Severe I/O performance degradation after Ubuntu 18.04 upgrade


We recently upgraded the OS on a couple of independently running hot/warm clusters. Each cluster has 9 nodes (3 masters, 3 hot nodes and 3 warm nodes) and are running on pretty decent hardware (32GB-64GB RAM on each node, terrabytes of storage and Intel Xeon processors). Both clusters are running Elasticsearch 7.4. The clusters has been running great for years, and as the EOL of Ubuntu 16.04 was getting close, we had to upgrade to Ubuntu 18.04.

Whats done:

  • Upgraded from Ubuntu 16.04 to Ubuntu 18.04
  • Elasticsearch was uninstalled during the upgrade, and reinstalled with the same Elasticsearch 7.4 version and the same config prior to the Ubuntu 18.04 upgrade.
  • openjdk-8-jre-headless was upgraded to openjdk-11-jre-headless

It seemed to run perfectly fine for a few weeks, until we started to experience time-outs and a lot of backlog starting to pile up with e.g. shard allocations using 24 hours or more to move a shard from one node to another, or force merges never being completed.
It was very strange, as CPU and memory consumption was very low, but disk write speeds was as low as 20kbps per Elasticsearch thread according to htop. This affects all nodes in the cluster. Doing other tasks on the node while it was in this state was also extremely slow, like "apt update/apt install xyz" or similar.

I did a write speed test on our much smaller test cluster and compared to one of the clusters experiencing this problem:

root@node0101:~# dd if=/dev/zero of=/root/testfile bs=1G count=1 oflag=dsync
1+0 records in
1+0 records out
1073741824 bytes (1,1 GB, 1,0 GiB) copied, 1,18209 s, 908 MB/s


root@node0301:~# dd if=/dev/zero of=/root/testfile bs=1G count=1 oflag=dsync
1+0 records in
1+0 records out
1073741824 bytes (1,1 GB, 1,0 GiB) copied, 144,34 s, 7,4 MB/s

Here is a iotop screenshot of one of the clusters experiencing this problem:

We temporarily solved it by restarting Elasticsearch on all nodes. After restarting Elasticsearch on a node, we would again get normal performance. This happens to two of our clusters, on completely separate hardware/location/networks.
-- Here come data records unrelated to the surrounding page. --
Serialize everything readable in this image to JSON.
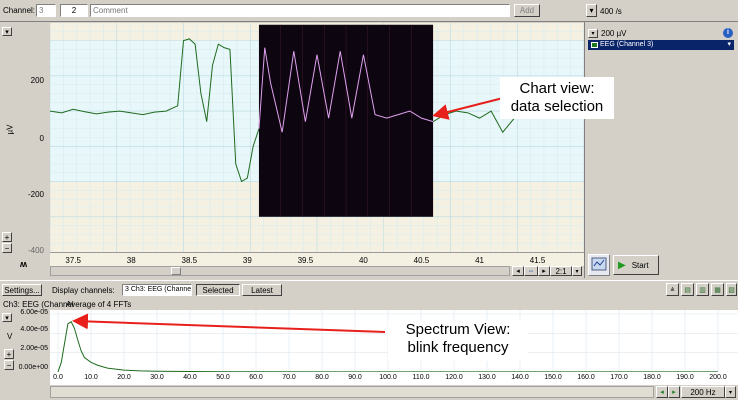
{
  "toolbar": {
    "channel_label": "Channel:",
    "channel_value": "3",
    "channel_number": "2",
    "comment_placeholder": "Comment",
    "add_label": "Add",
    "rate": "400 /s",
    "range": "200 µV",
    "channel_selector": "EEG (Channel 3)"
  },
  "chart": {
    "unit": "µV",
    "y_ticks": [
      "200",
      "0",
      "-200",
      "-400"
    ],
    "x_ticks": [
      "37.5",
      "38",
      "38.5",
      "39",
      "39.5",
      "40",
      "40.5",
      "41",
      "41.5"
    ],
    "zoom": "2:1",
    "start_label": "Start"
  },
  "chart_data": [
    {
      "type": "line",
      "ylabel": "µV",
      "xlim": [
        37.3,
        41.9
      ],
      "ylim": [
        -400,
        250
      ],
      "series": [
        {
          "x": [
            37.3,
            37.4,
            37.5,
            37.6,
            37.7,
            37.8,
            37.9,
            38.0,
            38.1,
            38.2,
            38.3,
            38.4,
            38.45,
            38.5,
            38.55,
            38.6,
            38.65,
            38.7,
            38.75,
            38.8,
            38.85,
            38.9,
            38.95,
            39.0,
            39.05,
            39.1,
            39.15,
            39.2,
            39.3,
            39.4,
            39.5,
            39.6,
            39.7,
            39.8,
            39.9,
            40.0,
            40.1,
            40.2,
            40.3,
            40.4,
            40.5,
            40.6,
            40.7,
            40.8,
            40.9,
            41.0,
            41.1,
            41.2,
            41.3,
            41.4,
            41.5,
            41.6,
            41.7,
            41.8
          ],
          "y": [
            0,
            -5,
            5,
            -2,
            -8,
            -3,
            0,
            -5,
            -10,
            -3,
            0,
            15,
            200,
            205,
            190,
            50,
            -30,
            130,
            190,
            180,
            175,
            -150,
            -200,
            -190,
            -100,
            -50,
            180,
            80,
            -60,
            170,
            -30,
            160,
            -20,
            170,
            -20,
            160,
            -10,
            -20,
            -10,
            0,
            -20,
            -30,
            -10,
            0,
            -5,
            -20,
            0,
            -60,
            -20,
            -5,
            10,
            20,
            25,
            10
          ]
        }
      ]
    },
    {
      "type": "line",
      "ylabel": "V",
      "xlim": [
        0,
        200
      ],
      "ylim": [
        0,
        6e-05
      ],
      "series": [
        {
          "x": [
            0,
            1,
            2,
            3,
            4,
            5,
            6,
            7,
            8,
            10,
            12,
            15,
            20,
            25,
            30,
            40,
            50,
            60,
            80,
            100,
            120,
            150,
            180,
            200
          ],
          "y": [
            0,
            1e-05,
            3e-05,
            5e-05,
            5.2e-05,
            4.5e-05,
            3.3e-05,
            2.2e-05,
            1.5e-05,
            1e-05,
            7e-06,
            4e-06,
            2e-06,
            1.2e-06,
            8e-07,
            5e-07,
            3e-07,
            2e-07,
            1e-07,
            1e-07,
            1e-07,
            1e-07,
            1e-07,
            1e-07
          ]
        }
      ]
    }
  ],
  "lower_toolbar": {
    "settings_label": "Settings...",
    "display_channels_label": "Display channels:",
    "display_channels_value": "3 Ch3: EEG (Channe",
    "selected_label": "Selected",
    "latest_label": "Latest"
  },
  "spectrum": {
    "info_channel": "Ch3: EEG (Channel",
    "info_average": "Average of 4 FFTs",
    "unit": "V",
    "y_ticks": [
      "6.00e-05",
      "4.00e-05",
      "2.00e-05",
      "0.00e+00"
    ],
    "x_ticks": [
      "0.0",
      "10.0",
      "20.0",
      "30.0",
      "40.0",
      "50.0",
      "60.0",
      "70.0",
      "80.0",
      "90.0",
      "100.0",
      "110.0",
      "120.0",
      "130.0",
      "140.0",
      "150.0",
      "160.0",
      "170.0",
      "180.0",
      "190.0",
      "200.0"
    ],
    "freq_readout": "200 Hz"
  },
  "callouts": {
    "chart_view": [
      "Chart view:",
      "data selection"
    ],
    "spectrum_view": [
      "Spectrum View:",
      "blink frequency"
    ]
  },
  "colors": {
    "trace": "#1f6b1f",
    "selection_bg": "#0d0510",
    "selection_trace": "#e0a0f0",
    "arrow": "#e8201c",
    "band": "#f4f1e2",
    "grid_center": "#e8f7fa"
  }
}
I expect this problem to show up again in a week or so.

Any suggestions on what to do next? Elasticsearch logs don't give me anything of interest (I think anyways).

Adrian M

Our jvm.options file is pretty much standard, but it was standard from version 6.4 I believe.


## GC configuration

# pre-touch memory pages used by the JVM during initialization

# force the server VM (remove on 32-bit client JVMs)

# explicitly set the stack size (reduce to 320k on 32-bit client JVMs)

# set to headless, just in case

# ensure UTF-8 encoding by default (e.g. filenames)

# use our provided JNA always versus the system one

# use old-style file permissions on JDK9

# flags to configure Netty

# log4j 2

## heap dumps

# generate a heap dump when an allocation from the Java heap fails
# heap dumps are created in the working directory of the JVM

This topic was automatically closed 28 days after the last reply. New replies are no longer allowed.